What parts were the hardest to find?
I thought it would be the doors, seats, front clip, or hood, but those turned up as soon as I started looking. At this point in the restoration, the hard thing is that silly air cleaner bracket. I know they are out there, it’s just taking time! I have to say, The Samba has been a great resource to find parts. I now that I am in the home stretch and am sure I will realize other parts I need. Stay tuned for Part 2 of this interview.
What is your take on doing a 100% stock restoration VS non stock?

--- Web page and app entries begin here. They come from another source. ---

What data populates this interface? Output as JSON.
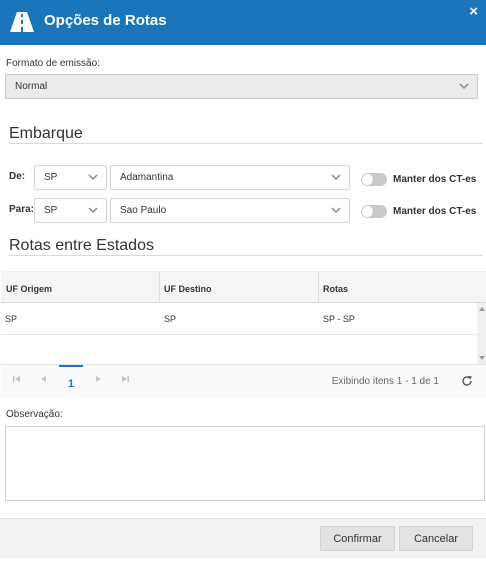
{
  "dialog": {
    "title": "Opções de Rotas",
    "close_label": "×"
  },
  "formato": {
    "label": "Formato de emissão:",
    "value": "Normal"
  },
  "embarque": {
    "title": "Embarque",
    "de": {
      "label": "De:",
      "uf": "SP",
      "city": "Adamantina",
      "toggle_label": "Manter dos CT-es"
    },
    "para": {
      "label": "Para:",
      "uf": "SP",
      "city": "Sao Paulo",
      "toggle_label": "Manter dos CT-es"
    }
  },
  "rotas": {
    "title": "Rotas entre Estados",
    "columns": [
      "UF Origem",
      "UF Destino",
      "Rotas"
    ],
    "rows": [
      [
        "SP",
        "SP",
        "SP - SP"
      ]
    ],
    "pager": {
      "page": "1",
      "info": "Exibindo itens 1 - 1 de 1"
    }
  },
  "observacao": {
    "label": "Observação:",
    "value": ""
  },
  "footer": {
    "confirm_label": "Confirmar",
    "cancel_label": "Cancelar"
  },
  "colors": {
    "header": "#1b75bb",
    "toggle_off": "#c9c9c9",
    "button": "#e3e3e3"
  }
}
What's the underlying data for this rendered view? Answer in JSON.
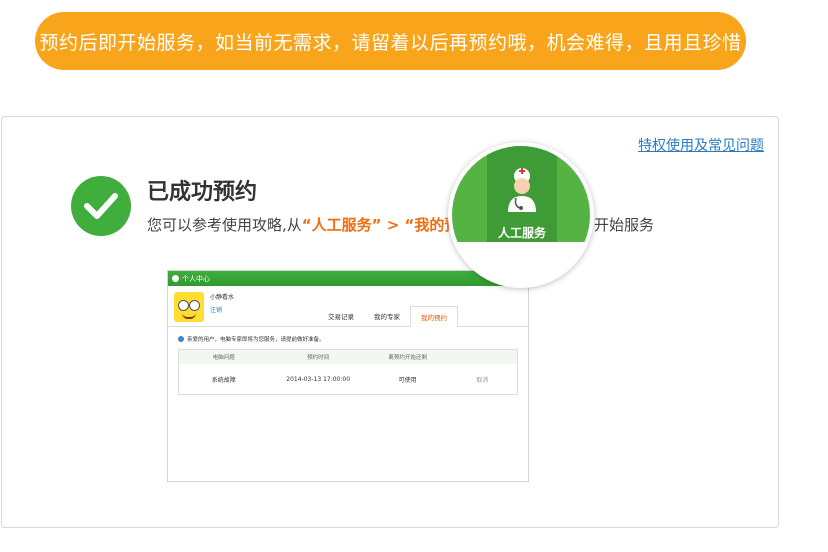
{
  "banner": {
    "text": "预约后即开始服务，如当前无需求，请留着以后再预约哦，机会难得，且用且珍惜"
  },
  "card": {
    "help_link": "特权使用及常见问题",
    "success_title": "已成功预约",
    "guide": {
      "prefix": "您可以参考使用攻略,从",
      "step1": "“人工服务”",
      "arrow": " > ",
      "step2": "“我的预约”",
      "suffix": " 中去查看预约，开始服务"
    }
  },
  "preview": {
    "topbar": "个人中心",
    "user_name": "小静看水",
    "logout": "注销",
    "tabs": [
      "交易记录",
      "我的专家",
      "我的预约"
    ],
    "notice": "亲爱的用户，电脑专家即将为您服务，请提前做好准备。",
    "table": {
      "headers": [
        "电脑问题",
        "预约时间",
        "离预约开始还剩",
        ""
      ],
      "row": [
        "系统故障",
        "2014-03-13 17:00:00",
        "可使用",
        "取消"
      ]
    }
  },
  "magnifier": {
    "label": "人工服务"
  },
  "colors": {
    "banner": "#f8a51c",
    "green": "#3fae3c",
    "highlight": "#f36c0d",
    "link": "#2a7bbf"
  },
  "icons": [
    "check-icon",
    "doctor-icon",
    "info-icon"
  ]
}
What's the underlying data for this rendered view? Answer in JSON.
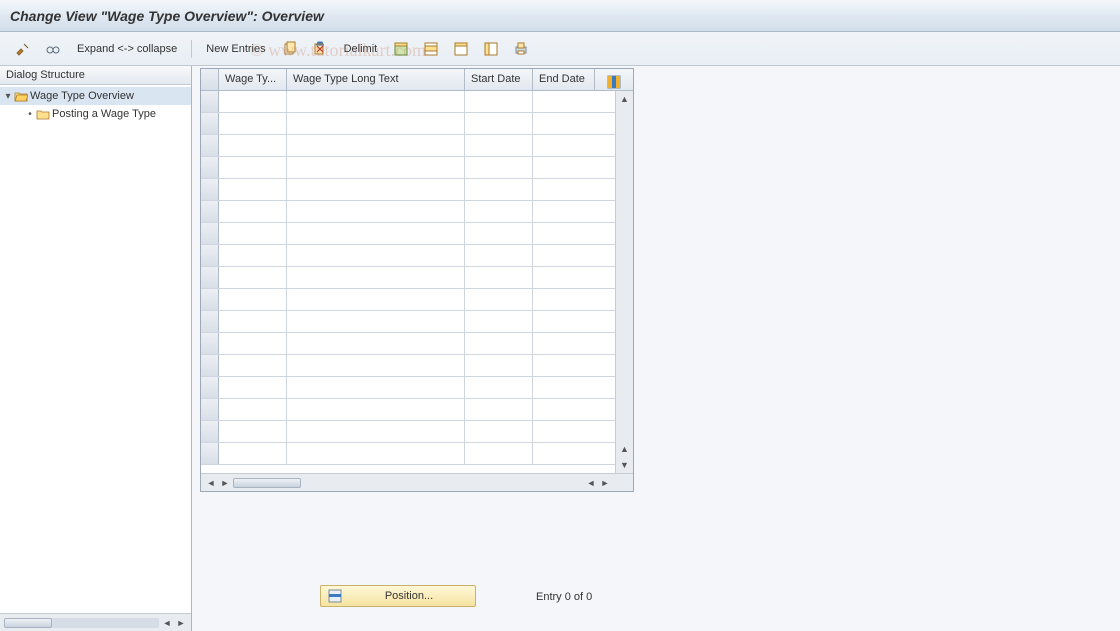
{
  "title": "Change View \"Wage Type Overview\": Overview",
  "toolbar": {
    "expand_collapse": "Expand <-> collapse",
    "new_entries": "New Entries",
    "delimit": "Delimit"
  },
  "dialog_structure": {
    "header": "Dialog Structure",
    "items": [
      {
        "label": "Wage Type Overview",
        "selected": true,
        "open": true
      },
      {
        "label": "Posting a Wage Type",
        "selected": false,
        "open": false
      }
    ]
  },
  "table": {
    "columns": [
      "Wage Ty...",
      "Wage Type Long Text",
      "Start Date",
      "End Date"
    ],
    "rows": 17
  },
  "footer": {
    "position_label": "Position...",
    "entry_status": "Entry 0 of 0"
  },
  "watermark": "© www.tutorialkart.com"
}
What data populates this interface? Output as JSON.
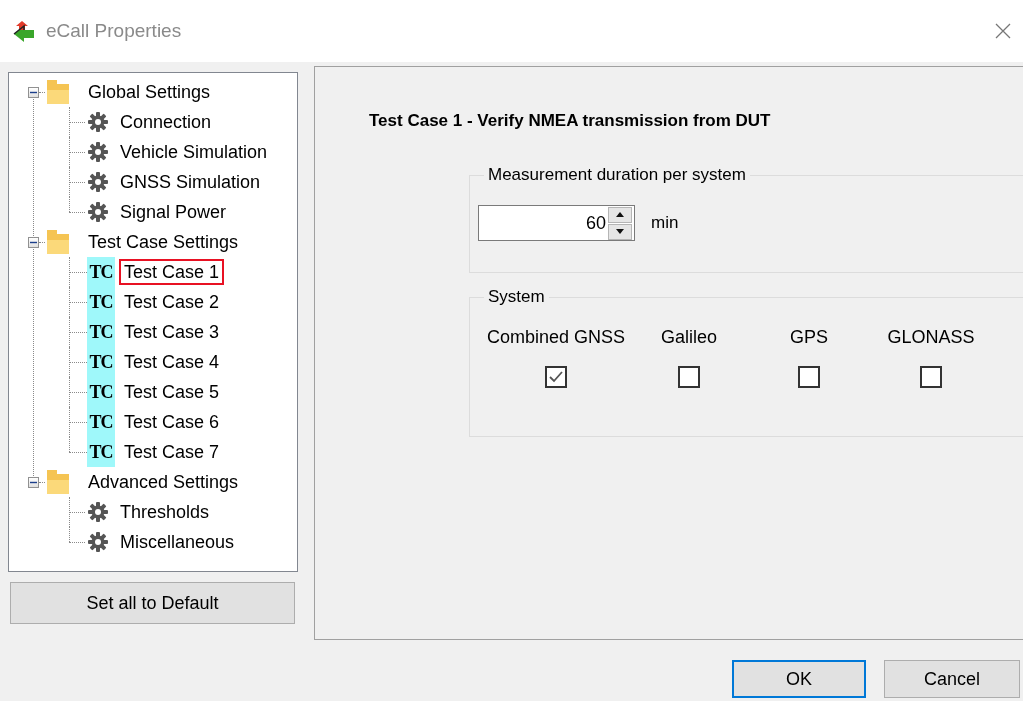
{
  "window": {
    "title": "eCall Properties"
  },
  "tree": [
    {
      "label": "Global Settings",
      "kind": "folder",
      "expanded": true,
      "children": [
        {
          "label": "Connection",
          "kind": "gear",
          "selected": false
        },
        {
          "label": "Vehicle Simulation",
          "kind": "gear",
          "selected": false
        },
        {
          "label": "GNSS Simulation",
          "kind": "gear",
          "selected": false
        },
        {
          "label": "Signal Power",
          "kind": "gear",
          "selected": false
        }
      ]
    },
    {
      "label": "Test Case Settings",
      "kind": "folder",
      "expanded": true,
      "children": [
        {
          "label": "Test Case 1",
          "kind": "tc",
          "badge": "TC",
          "selected": true
        },
        {
          "label": "Test Case 2",
          "kind": "tc",
          "badge": "TC",
          "selected": false
        },
        {
          "label": "Test Case 3",
          "kind": "tc",
          "badge": "TC",
          "selected": false
        },
        {
          "label": "Test Case 4",
          "kind": "tc",
          "badge": "TC",
          "selected": false
        },
        {
          "label": "Test Case 5",
          "kind": "tc",
          "badge": "TC",
          "selected": false
        },
        {
          "label": "Test Case 6",
          "kind": "tc",
          "badge": "TC",
          "selected": false
        },
        {
          "label": "Test Case 7",
          "kind": "tc",
          "badge": "TC",
          "selected": false
        }
      ]
    },
    {
      "label": "Advanced Settings",
      "kind": "folder",
      "expanded": true,
      "children": [
        {
          "label": "Thresholds",
          "kind": "gear",
          "selected": false
        },
        {
          "label": "Miscellaneous",
          "kind": "gear",
          "selected": false
        }
      ]
    }
  ],
  "default_button": "Set all to Default",
  "heading": "Test Case 1 - Verify NMEA transmission from DUT",
  "duration_group": {
    "title": "Measurement duration per system",
    "value": "60",
    "unit": "min"
  },
  "system_group": {
    "title": "System",
    "systems": [
      {
        "label": "Combined GNSS",
        "checked": true
      },
      {
        "label": "Galileo",
        "checked": false
      },
      {
        "label": "GPS",
        "checked": false
      },
      {
        "label": "GLONASS",
        "checked": false
      }
    ]
  },
  "buttons": [
    {
      "label": "OK",
      "default": true
    },
    {
      "label": "Cancel",
      "default": false
    }
  ]
}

It really is up to the owner. You have to follow your heart and listen to your VW. That being said, I really hate to see someone cut into perfectly good German steel. I know some guys that are total purist, if you even have the wrong tires on your car, they won’t talk to you. I am not that way, I love to see a perfect stock car, but I enjoy a slammed bug with a big engine.
Any ’67 Beetle specific tips or words of wisdom you would like to offer?
TAKE YOUR TIME! Do a lot of research. Find fellow enthusiasts like Eric Shoemaker here at 1967Beetle.com to ask questions. He’s a wealth of knowledge. I kick myself for not emailing him sooner. Don’t rush to get something together and end up destroying the part; I have done it. It’s is not worth it. Whatever you do with your restoration, drive and enjoy it! I keep a restoration bog, but have been a little slow updating. Here’s a video of us putting the body on. Thanks 1967beetle.com!
Thanks Rich for sharing your story with 1967beetle.com.